## [Work task]
When you come to a picture, pass over it, and set down the entries below exactly.

━━━━━━━━━━━━━━━━━━━━━━━━━━━━━━

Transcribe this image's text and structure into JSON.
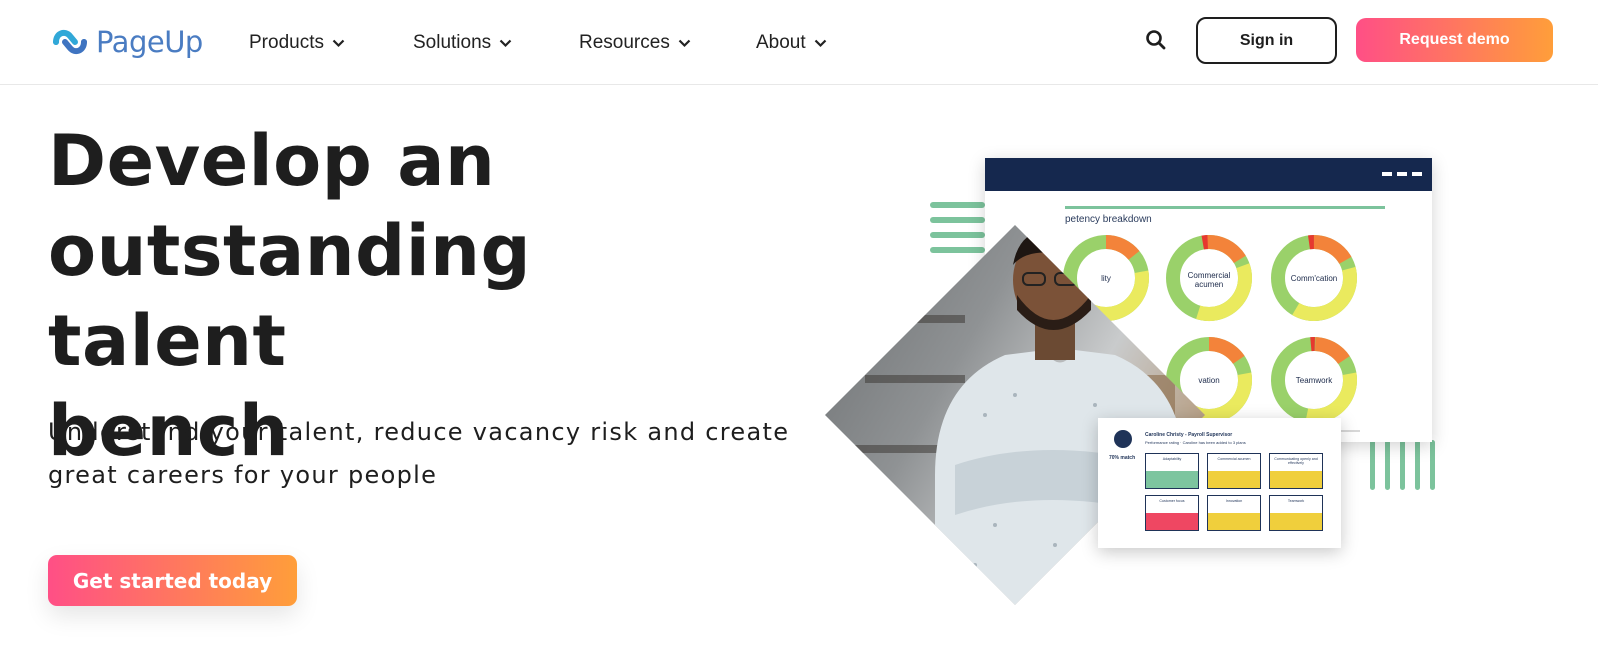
{
  "header": {
    "logo_text": "PageUp",
    "nav": [
      {
        "label": "Products"
      },
      {
        "label": "Solutions"
      },
      {
        "label": "Resources"
      },
      {
        "label": "About"
      }
    ],
    "sign_in_label": "Sign in",
    "request_demo_label": "Request demo"
  },
  "hero": {
    "headline_lines": [
      "Develop an",
      "outstanding talent",
      "bench"
    ],
    "subhead_lines": [
      "Understand your talent, reduce vacancy risk and create",
      "great careers for your people"
    ],
    "cta_label": "Get started today"
  },
  "illustration": {
    "dashboard_title": "petency breakdown",
    "donuts": [
      {
        "label": "lity"
      },
      {
        "label": "Commercial acumen"
      },
      {
        "label": "Comm'cation"
      },
      {
        "label": "vation"
      },
      {
        "label": "Teamwork"
      }
    ],
    "profile": {
      "name": "Caroline Christy - Payroll Supervisor",
      "subtitle": "Performance rating · Caroline has been added to 3 plans",
      "match": "70% match",
      "tiles": [
        {
          "label": "Adaptability",
          "color": "#7dc59f"
        },
        {
          "label": "Commercial acumen",
          "color": "#f0cf3c"
        },
        {
          "label": "Communicating openly and effectively",
          "color": "#f0cf3c"
        },
        {
          "label": "Customer focus",
          "color": "#ef4762"
        },
        {
          "label": "Innovation",
          "color": "#f0cf3c"
        },
        {
          "label": "Teamwork",
          "color": "#f0cf3c"
        }
      ]
    }
  },
  "colors": {
    "brand_blue": "#4a7cc2",
    "gradient_start": "#ff4f86",
    "gradient_end": "#ff9e3a",
    "navy": "#15284e",
    "accent_green": "#7cc39c"
  }
}
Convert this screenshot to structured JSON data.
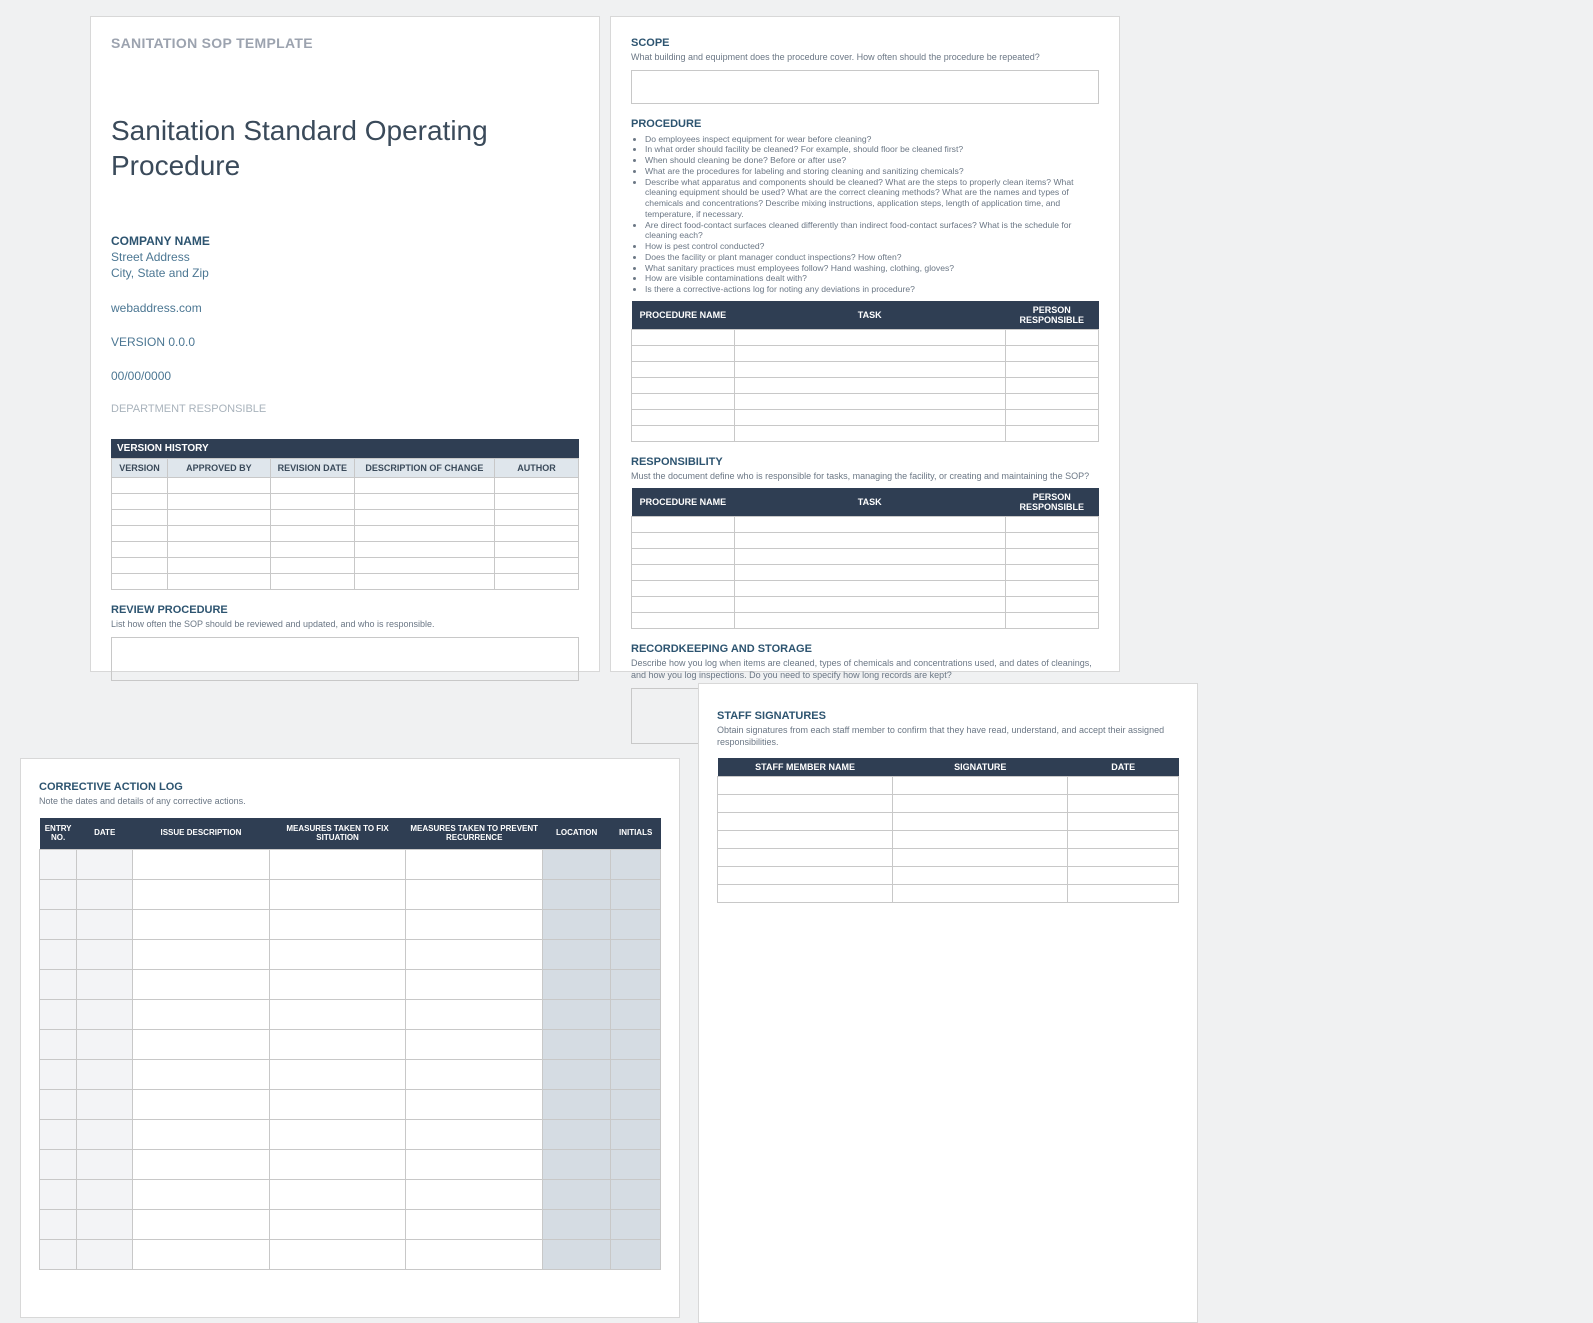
{
  "page1": {
    "template_label": "SANITATION SOP TEMPLATE",
    "title": "Sanitation Standard Operating Procedure",
    "company_name": "COMPANY NAME",
    "address1": "Street Address",
    "address2": "City, State and Zip",
    "web": "webaddress.com",
    "version": "VERSION 0.0.0",
    "date": "00/00/0000",
    "dept": "DEPARTMENT RESPONSIBLE",
    "version_history_label": "VERSION HISTORY",
    "vh_headers": {
      "version": "VERSION",
      "approved_by": "APPROVED BY",
      "revision_date": "REVISION DATE",
      "desc": "DESCRIPTION OF CHANGE",
      "author": "AUTHOR"
    },
    "review_head": "REVIEW PROCEDURE",
    "review_desc": "List how often the SOP should be reviewed and updated, and who is responsible."
  },
  "page2": {
    "scope_head": "SCOPE",
    "scope_desc": "What building and equipment does the procedure cover. How often should the procedure be repeated?",
    "procedure_head": "PROCEDURE",
    "bullets": [
      "Do employees inspect equipment for wear before cleaning?",
      "In what order should facility be cleaned? For example, should floor be cleaned first?",
      "When should cleaning be done? Before or after use?",
      "What are the procedures for labeling and storing cleaning and sanitizing chemicals?",
      "Describe what apparatus and components should be cleaned? What are the steps to properly clean items? What cleaning equipment should be used? What are the correct cleaning methods? What are the names and types of chemicals and concentrations? Describe mixing instructions, application steps, length of application time, and temperature, if necessary.",
      "Are direct food-contact surfaces cleaned differently than indirect food-contact surfaces? What is the schedule for cleaning each?",
      "How is pest control conducted?",
      "Does the facility or plant manager conduct inspections? How often?",
      "What sanitary practices must employees follow? Hand washing, clothing, gloves?",
      "How are visible contaminations dealt with?",
      "Is there a corrective-actions log for noting any deviations in procedure?"
    ],
    "proc_table_headers": {
      "name": "PROCEDURE NAME",
      "task": "TASK",
      "resp": "PERSON RESPONSIBLE"
    },
    "responsibility_head": "RESPONSIBILITY",
    "responsibility_desc": "Must the document define who is responsible for tasks, managing the facility, or creating and maintaining the SOP?",
    "recordkeeping_head": "RECORDKEEPING AND STORAGE",
    "recordkeeping_desc": "Describe how you log when items are cleaned, types of chemicals and concentrations used, and dates of cleanings, and how you log inspections. Do you need to specify how long records are kept?"
  },
  "page3": {
    "head": "CORRECTIVE ACTION LOG",
    "desc": "Note the dates and details of any corrective actions.",
    "headers": {
      "entry": "ENTRY NO.",
      "date": "DATE",
      "issue": "ISSUE DESCRIPTION",
      "fix": "MEASURES TAKEN TO FIX SITUATION",
      "prev": "MEASURES TAKEN TO PREVENT RECURRENCE",
      "loc": "LOCATION",
      "init": "INITIALS"
    }
  },
  "page4": {
    "head": "STAFF SIGNATURES",
    "desc": "Obtain signatures from each staff member to confirm that they have read, understand, and accept their assigned responsibilities.",
    "headers": {
      "name": "STAFF MEMBER NAME",
      "sig": "SIGNATURE",
      "date": "DATE"
    }
  }
}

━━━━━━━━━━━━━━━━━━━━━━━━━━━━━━

## [Answer for this exercise]
Transcribe this image's text and structure into JSON.
{
  "header": {
    "logo_text": "PageUp",
    "nav": [
      {
        "label": "Products"
      },
      {
        "label": "Solutions"
      },
      {
        "label": "Resources"
      },
      {
        "label": "About"
      }
    ],
    "sign_in_label": "Sign in",
    "request_demo_label": "Request demo"
  },
  "hero": {
    "headline_lines": [
      "Develop an",
      "outstanding talent",
      "bench"
    ],
    "subhead_lines": [
      "Understand your talent, reduce vacancy risk and create",
      "great careers for your people"
    ],
    "cta_label": "Get started today"
  },
  "illustration": {
    "dashboard_title": "petency breakdown",
    "donuts": [
      {
        "label": "lity"
      },
      {
        "label": "Commercial acumen"
      },
      {
        "label": "Comm'cation"
      },
      {
        "label": "vation"
      },
      {
        "label": "Teamwork"
      }
    ],
    "profile": {
      "name": "Caroline Christy - Payroll Supervisor",
      "subtitle": "Performance rating · Caroline has been added to 3 plans",
      "match": "70% match",
      "tiles": [
        {
          "label": "Adaptability",
          "color": "#7dc59f"
        },
        {
          "label": "Commercial acumen",
          "color": "#f0cf3c"
        },
        {
          "label": "Communicating openly and effectively",
          "color": "#f0cf3c"
        },
        {
          "label": "Customer focus",
          "color": "#ef4762"
        },
        {
          "label": "Innovation",
          "color": "#f0cf3c"
        },
        {
          "label": "Teamwork",
          "color": "#f0cf3c"
        }
      ]
    }
  },
  "colors": {
    "brand_blue": "#4a7cc2",
    "gradient_start": "#ff4f86",
    "gradient_end": "#ff9e3a",
    "navy": "#15284e",
    "accent_green": "#7cc39c"
  }
}
Convert this screenshot to structured JSON data.
{
  "page1": {
    "template_label": "SANITATION SOP TEMPLATE",
    "title": "Sanitation Standard Operating Procedure",
    "company_name": "COMPANY NAME",
    "address1": "Street Address",
    "address2": "City, State and Zip",
    "web": "webaddress.com",
    "version": "VERSION 0.0.0",
    "date": "00/00/0000",
    "dept": "DEPARTMENT RESPONSIBLE",
    "version_history_label": "VERSION HISTORY",
    "vh_headers": {
      "version": "VERSION",
      "approved_by": "APPROVED BY",
      "revision_date": "REVISION DATE",
      "desc": "DESCRIPTION OF CHANGE",
      "author": "AUTHOR"
    },
    "review_head": "REVIEW PROCEDURE",
    "review_desc": "List how often the SOP should be reviewed and updated, and who is responsible."
  },
  "page2": {
    "scope_head": "SCOPE",
    "scope_desc": "What building and equipment does the procedure cover. How often should the procedure be repeated?",
    "procedure_head": "PROCEDURE",
    "bullets": [
      "Do employees inspect equipment for wear before cleaning?",
      "In what order should facility be cleaned? For example, should floor be cleaned first?",
      "When should cleaning be done? Before or after use?",
      "What are the procedures for labeling and storing cleaning and sanitizing chemicals?",
      "Describe what apparatus and components should be cleaned? What are the steps to properly clean items? What cleaning equipment should be used? What are the correct cleaning methods? What are the names and types of chemicals and concentrations? Describe mixing instructions, application steps, length of application time, and temperature, if necessary.",
      "Are direct food-contact surfaces cleaned differently than indirect food-contact surfaces? What is the schedule for cleaning each?",
      "How is pest control conducted?",
      "Does the facility or plant manager conduct inspections? How often?",
      "What sanitary practices must employees follow? Hand washing, clothing, gloves?",
      "How are visible contaminations dealt with?",
      "Is there a corrective-actions log for noting any deviations in procedure?"
    ],
    "proc_table_headers": {
      "name": "PROCEDURE NAME",
      "task": "TASK",
      "resp": "PERSON RESPONSIBLE"
    },
    "responsibility_head": "RESPONSIBILITY",
    "responsibility_desc": "Must the document define who is responsible for tasks, managing the facility, or creating and maintaining the SOP?",
    "recordkeeping_head": "RECORDKEEPING AND STORAGE",
    "recordkeeping_desc": "Describe how you log when items are cleaned, types of chemicals and concentrations used, and dates of cleanings, and how you log inspections. Do you need to specify how long records are kept?"
  },
  "page3": {
    "head": "CORRECTIVE ACTION LOG",
    "desc": "Note the dates and details of any corrective actions.",
    "headers": {
      "entry": "ENTRY NO.",
      "date": "DATE",
      "issue": "ISSUE DESCRIPTION",
      "fix": "MEASURES TAKEN TO FIX SITUATION",
      "prev": "MEASURES TAKEN TO PREVENT RECURRENCE",
      "loc": "LOCATION",
      "init": "INITIALS"
    }
  },
  "page4": {
    "head": "STAFF SIGNATURES",
    "desc": "Obtain signatures from each staff member to confirm that they have read, understand, and accept their assigned responsibilities.",
    "headers": {
      "name": "STAFF MEMBER NAME",
      "sig": "SIGNATURE",
      "date": "DATE"
    }
  }
}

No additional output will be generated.